[EXTRACTED DATA]
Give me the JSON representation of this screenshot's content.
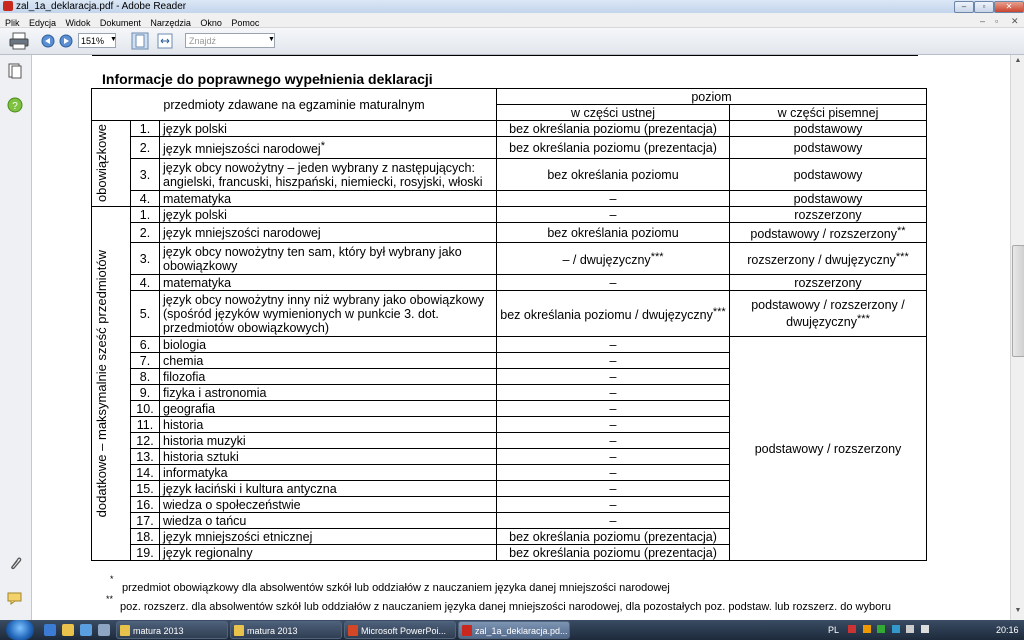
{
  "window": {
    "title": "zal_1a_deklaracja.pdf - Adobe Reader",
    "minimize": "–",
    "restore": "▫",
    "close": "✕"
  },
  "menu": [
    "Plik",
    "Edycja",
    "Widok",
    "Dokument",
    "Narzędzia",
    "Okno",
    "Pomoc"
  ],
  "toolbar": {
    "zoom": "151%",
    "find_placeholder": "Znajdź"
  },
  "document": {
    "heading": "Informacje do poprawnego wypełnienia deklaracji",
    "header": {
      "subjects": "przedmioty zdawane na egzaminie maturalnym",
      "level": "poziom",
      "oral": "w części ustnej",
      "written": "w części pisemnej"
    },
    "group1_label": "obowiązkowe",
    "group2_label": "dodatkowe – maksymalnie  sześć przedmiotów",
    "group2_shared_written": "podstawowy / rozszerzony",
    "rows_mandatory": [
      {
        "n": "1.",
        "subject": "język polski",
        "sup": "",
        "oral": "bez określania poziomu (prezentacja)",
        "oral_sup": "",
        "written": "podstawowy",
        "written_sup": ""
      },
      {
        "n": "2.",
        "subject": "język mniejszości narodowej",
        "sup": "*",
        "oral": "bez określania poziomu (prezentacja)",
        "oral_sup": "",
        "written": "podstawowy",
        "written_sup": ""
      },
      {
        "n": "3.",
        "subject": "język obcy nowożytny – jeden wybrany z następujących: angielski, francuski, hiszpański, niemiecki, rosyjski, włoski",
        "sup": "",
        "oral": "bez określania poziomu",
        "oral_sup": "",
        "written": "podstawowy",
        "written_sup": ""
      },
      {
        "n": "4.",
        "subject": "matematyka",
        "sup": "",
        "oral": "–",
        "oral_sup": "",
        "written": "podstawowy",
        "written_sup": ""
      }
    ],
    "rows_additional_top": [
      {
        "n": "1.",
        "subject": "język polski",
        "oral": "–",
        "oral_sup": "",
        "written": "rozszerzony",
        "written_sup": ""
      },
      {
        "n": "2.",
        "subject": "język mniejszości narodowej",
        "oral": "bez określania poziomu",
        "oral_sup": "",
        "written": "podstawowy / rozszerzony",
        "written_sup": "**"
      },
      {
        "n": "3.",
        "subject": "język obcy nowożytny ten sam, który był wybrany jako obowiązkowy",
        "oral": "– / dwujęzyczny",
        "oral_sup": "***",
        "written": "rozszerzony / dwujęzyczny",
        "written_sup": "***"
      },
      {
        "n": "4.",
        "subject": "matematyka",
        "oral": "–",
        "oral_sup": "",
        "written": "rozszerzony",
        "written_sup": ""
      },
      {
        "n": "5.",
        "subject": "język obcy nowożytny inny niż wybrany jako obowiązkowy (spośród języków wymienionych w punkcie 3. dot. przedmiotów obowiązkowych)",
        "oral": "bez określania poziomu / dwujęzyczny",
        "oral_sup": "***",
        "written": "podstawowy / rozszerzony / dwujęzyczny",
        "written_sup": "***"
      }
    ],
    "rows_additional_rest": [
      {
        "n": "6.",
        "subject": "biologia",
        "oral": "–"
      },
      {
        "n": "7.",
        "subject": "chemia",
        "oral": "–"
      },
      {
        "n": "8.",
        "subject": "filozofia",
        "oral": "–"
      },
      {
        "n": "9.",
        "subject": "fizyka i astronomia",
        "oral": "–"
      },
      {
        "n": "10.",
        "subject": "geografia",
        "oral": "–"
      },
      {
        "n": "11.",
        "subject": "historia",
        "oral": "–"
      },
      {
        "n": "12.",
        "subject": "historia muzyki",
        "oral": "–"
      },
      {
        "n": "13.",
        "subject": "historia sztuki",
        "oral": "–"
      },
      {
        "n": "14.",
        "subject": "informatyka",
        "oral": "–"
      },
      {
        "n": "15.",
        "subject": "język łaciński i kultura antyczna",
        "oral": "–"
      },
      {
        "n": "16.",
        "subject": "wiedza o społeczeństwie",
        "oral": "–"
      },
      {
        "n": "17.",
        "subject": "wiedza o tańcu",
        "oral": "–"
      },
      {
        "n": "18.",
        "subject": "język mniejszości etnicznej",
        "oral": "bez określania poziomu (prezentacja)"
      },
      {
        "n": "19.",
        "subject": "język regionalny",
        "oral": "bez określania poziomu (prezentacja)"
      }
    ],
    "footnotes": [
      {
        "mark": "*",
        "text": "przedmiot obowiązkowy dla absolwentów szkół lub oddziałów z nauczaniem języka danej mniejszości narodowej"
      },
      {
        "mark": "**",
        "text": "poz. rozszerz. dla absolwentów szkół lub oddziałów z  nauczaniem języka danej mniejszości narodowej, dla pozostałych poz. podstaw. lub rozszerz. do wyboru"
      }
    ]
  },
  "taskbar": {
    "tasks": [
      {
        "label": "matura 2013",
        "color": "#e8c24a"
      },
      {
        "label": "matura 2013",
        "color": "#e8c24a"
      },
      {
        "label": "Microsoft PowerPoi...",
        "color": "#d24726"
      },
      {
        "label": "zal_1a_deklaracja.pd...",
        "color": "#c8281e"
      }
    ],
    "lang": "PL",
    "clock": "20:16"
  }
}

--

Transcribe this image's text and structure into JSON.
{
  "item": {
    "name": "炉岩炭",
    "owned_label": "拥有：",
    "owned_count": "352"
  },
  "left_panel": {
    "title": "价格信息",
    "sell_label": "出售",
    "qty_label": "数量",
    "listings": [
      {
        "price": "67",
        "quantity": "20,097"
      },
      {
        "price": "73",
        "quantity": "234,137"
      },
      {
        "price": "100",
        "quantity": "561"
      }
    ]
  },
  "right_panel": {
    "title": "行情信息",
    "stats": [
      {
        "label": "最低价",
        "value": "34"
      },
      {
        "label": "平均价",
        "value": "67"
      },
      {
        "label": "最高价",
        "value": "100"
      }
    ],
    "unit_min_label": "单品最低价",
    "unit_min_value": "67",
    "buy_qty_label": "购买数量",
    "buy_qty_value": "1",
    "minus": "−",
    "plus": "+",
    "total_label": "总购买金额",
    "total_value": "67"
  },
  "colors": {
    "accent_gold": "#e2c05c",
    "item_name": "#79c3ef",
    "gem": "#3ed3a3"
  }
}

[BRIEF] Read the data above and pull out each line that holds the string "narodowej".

[RESULT OF THE TASK]
        "subject": "język mniejszości narodowej",
        "subject": "język mniejszości narodowej",
        "text": "przedmiot obowiązkowy dla absolwentów szkół lub oddziałów z nauczaniem języka danej mniejszości narodowej"
        "text": "poz. rozszerz. dla absolwentów szkół lub oddziałów z  nauczaniem języka danej mniejszości narodowej, dla pozostałych poz. podstaw. lub rozszerz. do wyboru"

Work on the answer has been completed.